Website and app data records
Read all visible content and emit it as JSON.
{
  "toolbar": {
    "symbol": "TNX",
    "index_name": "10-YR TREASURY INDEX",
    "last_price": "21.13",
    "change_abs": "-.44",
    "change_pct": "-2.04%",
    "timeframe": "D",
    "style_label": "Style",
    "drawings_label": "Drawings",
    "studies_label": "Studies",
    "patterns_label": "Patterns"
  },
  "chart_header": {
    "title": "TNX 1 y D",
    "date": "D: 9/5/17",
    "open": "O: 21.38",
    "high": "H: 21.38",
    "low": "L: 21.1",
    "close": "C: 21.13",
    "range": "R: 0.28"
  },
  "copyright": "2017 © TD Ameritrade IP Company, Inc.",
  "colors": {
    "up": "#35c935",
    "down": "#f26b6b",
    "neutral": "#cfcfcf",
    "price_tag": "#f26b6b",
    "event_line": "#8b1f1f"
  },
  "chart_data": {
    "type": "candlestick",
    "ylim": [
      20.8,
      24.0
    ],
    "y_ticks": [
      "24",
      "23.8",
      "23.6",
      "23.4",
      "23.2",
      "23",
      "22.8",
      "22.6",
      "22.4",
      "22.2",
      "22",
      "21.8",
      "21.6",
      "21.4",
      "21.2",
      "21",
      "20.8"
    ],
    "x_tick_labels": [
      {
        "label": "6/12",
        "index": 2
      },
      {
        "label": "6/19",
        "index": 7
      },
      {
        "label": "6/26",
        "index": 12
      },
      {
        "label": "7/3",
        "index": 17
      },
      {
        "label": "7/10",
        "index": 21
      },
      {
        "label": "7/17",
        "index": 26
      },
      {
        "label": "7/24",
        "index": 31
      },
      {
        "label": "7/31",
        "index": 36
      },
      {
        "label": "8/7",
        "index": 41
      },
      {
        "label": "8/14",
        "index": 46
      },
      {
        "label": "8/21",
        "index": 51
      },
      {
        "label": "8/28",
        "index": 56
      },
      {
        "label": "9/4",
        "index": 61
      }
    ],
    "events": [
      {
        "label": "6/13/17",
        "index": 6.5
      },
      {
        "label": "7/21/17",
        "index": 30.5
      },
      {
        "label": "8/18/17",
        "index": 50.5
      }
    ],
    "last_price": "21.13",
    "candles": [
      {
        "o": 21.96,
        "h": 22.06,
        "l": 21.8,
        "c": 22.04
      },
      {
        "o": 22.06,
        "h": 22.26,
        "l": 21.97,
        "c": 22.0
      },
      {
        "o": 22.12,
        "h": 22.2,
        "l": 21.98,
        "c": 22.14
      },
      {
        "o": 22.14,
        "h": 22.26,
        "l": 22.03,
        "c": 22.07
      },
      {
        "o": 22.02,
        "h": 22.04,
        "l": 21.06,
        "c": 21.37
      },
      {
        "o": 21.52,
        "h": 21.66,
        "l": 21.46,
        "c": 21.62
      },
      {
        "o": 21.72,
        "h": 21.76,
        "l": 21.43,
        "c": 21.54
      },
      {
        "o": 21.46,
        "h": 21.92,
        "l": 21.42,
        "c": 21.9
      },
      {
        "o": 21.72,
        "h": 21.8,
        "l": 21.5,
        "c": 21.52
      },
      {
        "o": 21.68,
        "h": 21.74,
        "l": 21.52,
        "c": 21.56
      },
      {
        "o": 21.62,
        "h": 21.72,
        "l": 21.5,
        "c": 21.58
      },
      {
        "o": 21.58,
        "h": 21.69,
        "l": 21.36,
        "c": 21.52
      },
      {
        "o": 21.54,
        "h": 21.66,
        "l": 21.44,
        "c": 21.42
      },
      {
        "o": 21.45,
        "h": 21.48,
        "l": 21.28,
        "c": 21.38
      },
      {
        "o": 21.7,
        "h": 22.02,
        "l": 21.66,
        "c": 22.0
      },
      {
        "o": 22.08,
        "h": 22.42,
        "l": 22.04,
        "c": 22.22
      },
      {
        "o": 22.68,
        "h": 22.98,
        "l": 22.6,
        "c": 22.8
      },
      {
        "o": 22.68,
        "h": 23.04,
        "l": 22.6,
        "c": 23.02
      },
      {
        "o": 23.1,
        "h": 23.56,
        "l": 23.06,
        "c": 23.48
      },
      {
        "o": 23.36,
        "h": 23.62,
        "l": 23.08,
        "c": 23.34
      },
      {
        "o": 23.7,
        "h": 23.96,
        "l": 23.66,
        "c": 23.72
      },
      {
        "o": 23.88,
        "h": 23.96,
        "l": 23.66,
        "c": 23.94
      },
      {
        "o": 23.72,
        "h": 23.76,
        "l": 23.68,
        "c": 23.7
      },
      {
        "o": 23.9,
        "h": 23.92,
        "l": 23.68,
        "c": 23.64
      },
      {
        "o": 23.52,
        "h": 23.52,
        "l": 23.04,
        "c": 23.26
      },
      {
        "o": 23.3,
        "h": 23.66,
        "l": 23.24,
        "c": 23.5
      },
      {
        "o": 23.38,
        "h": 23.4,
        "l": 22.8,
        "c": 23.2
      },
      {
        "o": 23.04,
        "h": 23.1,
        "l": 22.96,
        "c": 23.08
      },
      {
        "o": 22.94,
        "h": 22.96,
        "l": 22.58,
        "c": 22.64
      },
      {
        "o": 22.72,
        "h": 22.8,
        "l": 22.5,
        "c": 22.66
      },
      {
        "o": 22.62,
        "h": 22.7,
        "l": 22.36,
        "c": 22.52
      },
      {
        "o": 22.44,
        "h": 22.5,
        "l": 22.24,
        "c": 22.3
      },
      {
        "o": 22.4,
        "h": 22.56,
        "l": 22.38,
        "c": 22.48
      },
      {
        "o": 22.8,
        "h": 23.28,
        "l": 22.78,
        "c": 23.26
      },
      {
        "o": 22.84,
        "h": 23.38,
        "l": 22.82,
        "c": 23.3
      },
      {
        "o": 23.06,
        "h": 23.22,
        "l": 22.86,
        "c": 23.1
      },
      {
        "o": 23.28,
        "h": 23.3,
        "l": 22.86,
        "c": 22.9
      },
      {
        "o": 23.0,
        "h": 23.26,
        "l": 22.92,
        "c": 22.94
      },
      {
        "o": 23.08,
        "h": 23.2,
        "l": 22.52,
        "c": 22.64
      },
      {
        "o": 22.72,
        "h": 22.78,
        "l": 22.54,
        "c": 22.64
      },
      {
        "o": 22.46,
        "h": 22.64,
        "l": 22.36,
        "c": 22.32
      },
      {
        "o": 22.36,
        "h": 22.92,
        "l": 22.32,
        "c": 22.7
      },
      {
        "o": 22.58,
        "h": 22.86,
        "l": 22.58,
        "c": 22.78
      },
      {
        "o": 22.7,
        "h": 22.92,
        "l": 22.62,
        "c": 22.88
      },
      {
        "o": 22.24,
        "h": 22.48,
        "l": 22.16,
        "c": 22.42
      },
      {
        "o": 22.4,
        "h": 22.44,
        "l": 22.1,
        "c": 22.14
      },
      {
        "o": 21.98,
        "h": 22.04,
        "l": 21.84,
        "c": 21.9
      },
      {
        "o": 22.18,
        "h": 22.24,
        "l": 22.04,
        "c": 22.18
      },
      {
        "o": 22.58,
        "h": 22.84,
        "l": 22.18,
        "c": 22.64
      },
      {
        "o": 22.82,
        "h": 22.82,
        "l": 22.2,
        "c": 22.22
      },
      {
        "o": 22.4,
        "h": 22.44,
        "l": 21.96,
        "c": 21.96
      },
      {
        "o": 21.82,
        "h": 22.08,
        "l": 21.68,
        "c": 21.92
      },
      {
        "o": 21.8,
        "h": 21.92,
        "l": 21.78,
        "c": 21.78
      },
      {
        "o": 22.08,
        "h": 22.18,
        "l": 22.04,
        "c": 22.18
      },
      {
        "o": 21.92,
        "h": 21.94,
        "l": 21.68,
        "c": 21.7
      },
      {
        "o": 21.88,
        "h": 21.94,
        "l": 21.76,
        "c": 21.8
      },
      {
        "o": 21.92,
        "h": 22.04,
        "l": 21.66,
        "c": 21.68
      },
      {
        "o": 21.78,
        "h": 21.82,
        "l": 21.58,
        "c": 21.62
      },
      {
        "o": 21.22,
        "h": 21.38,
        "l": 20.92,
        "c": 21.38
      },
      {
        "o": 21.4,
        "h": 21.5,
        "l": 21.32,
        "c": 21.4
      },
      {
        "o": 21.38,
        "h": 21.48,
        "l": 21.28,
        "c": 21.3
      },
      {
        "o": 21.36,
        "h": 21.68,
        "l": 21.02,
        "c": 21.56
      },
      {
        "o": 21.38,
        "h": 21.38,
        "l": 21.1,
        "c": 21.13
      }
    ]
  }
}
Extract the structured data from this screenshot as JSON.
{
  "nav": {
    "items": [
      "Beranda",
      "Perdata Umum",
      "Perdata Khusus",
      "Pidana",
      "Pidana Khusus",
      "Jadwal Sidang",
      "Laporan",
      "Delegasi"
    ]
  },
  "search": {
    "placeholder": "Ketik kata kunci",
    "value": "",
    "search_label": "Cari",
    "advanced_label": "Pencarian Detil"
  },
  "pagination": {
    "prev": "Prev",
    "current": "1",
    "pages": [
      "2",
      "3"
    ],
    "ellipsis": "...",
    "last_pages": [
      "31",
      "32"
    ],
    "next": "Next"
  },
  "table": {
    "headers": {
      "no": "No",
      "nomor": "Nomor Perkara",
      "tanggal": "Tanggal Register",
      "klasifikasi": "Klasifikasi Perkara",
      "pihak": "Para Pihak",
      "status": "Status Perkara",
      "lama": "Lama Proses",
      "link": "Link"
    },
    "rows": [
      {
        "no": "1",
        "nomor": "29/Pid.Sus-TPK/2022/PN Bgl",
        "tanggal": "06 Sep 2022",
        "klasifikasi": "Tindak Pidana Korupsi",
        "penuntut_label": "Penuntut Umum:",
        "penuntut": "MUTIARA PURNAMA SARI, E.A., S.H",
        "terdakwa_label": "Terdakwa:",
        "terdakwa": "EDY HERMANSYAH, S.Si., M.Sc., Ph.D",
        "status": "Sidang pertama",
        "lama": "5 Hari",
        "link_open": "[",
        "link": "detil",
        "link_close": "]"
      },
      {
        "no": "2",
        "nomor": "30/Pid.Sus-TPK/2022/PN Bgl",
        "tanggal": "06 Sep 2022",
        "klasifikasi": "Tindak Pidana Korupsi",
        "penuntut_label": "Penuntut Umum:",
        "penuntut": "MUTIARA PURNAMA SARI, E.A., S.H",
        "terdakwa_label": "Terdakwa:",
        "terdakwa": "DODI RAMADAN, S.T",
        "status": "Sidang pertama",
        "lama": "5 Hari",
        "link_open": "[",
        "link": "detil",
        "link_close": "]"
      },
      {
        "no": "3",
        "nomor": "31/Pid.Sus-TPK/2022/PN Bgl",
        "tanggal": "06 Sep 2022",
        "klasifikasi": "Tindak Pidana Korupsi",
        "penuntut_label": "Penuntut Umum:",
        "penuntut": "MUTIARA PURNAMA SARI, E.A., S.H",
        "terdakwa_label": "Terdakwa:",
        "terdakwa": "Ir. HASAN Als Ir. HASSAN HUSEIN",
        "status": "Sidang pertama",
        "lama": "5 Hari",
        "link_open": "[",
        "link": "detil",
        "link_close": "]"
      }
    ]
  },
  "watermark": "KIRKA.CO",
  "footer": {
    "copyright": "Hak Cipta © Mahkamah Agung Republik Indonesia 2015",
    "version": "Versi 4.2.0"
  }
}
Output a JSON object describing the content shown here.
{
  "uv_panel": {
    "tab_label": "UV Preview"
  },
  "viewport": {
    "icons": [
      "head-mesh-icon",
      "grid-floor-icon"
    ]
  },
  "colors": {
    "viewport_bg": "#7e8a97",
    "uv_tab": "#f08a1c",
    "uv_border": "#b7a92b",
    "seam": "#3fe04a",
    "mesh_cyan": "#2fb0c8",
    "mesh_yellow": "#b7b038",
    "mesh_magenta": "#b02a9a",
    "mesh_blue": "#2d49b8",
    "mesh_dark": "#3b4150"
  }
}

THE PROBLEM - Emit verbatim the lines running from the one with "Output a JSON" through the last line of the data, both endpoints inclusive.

ANSWER -
Output a JSON object describing the content shown here.
{
  "uv_panel": {
    "tab_label": "UV Preview"
  },
  "viewport": {
    "icons": [
      "head-mesh-icon",
      "grid-floor-icon"
    ]
  },
  "colors": {
    "viewport_bg": "#7e8a97",
    "uv_tab": "#f08a1c",
    "uv_border": "#b7a92b",
    "seam": "#3fe04a",
    "mesh_cyan": "#2fb0c8",
    "mesh_yellow": "#b7b038",
    "mesh_magenta": "#b02a9a",
    "mesh_blue": "#2d49b8",
    "mesh_dark": "#3b4150"
  }
}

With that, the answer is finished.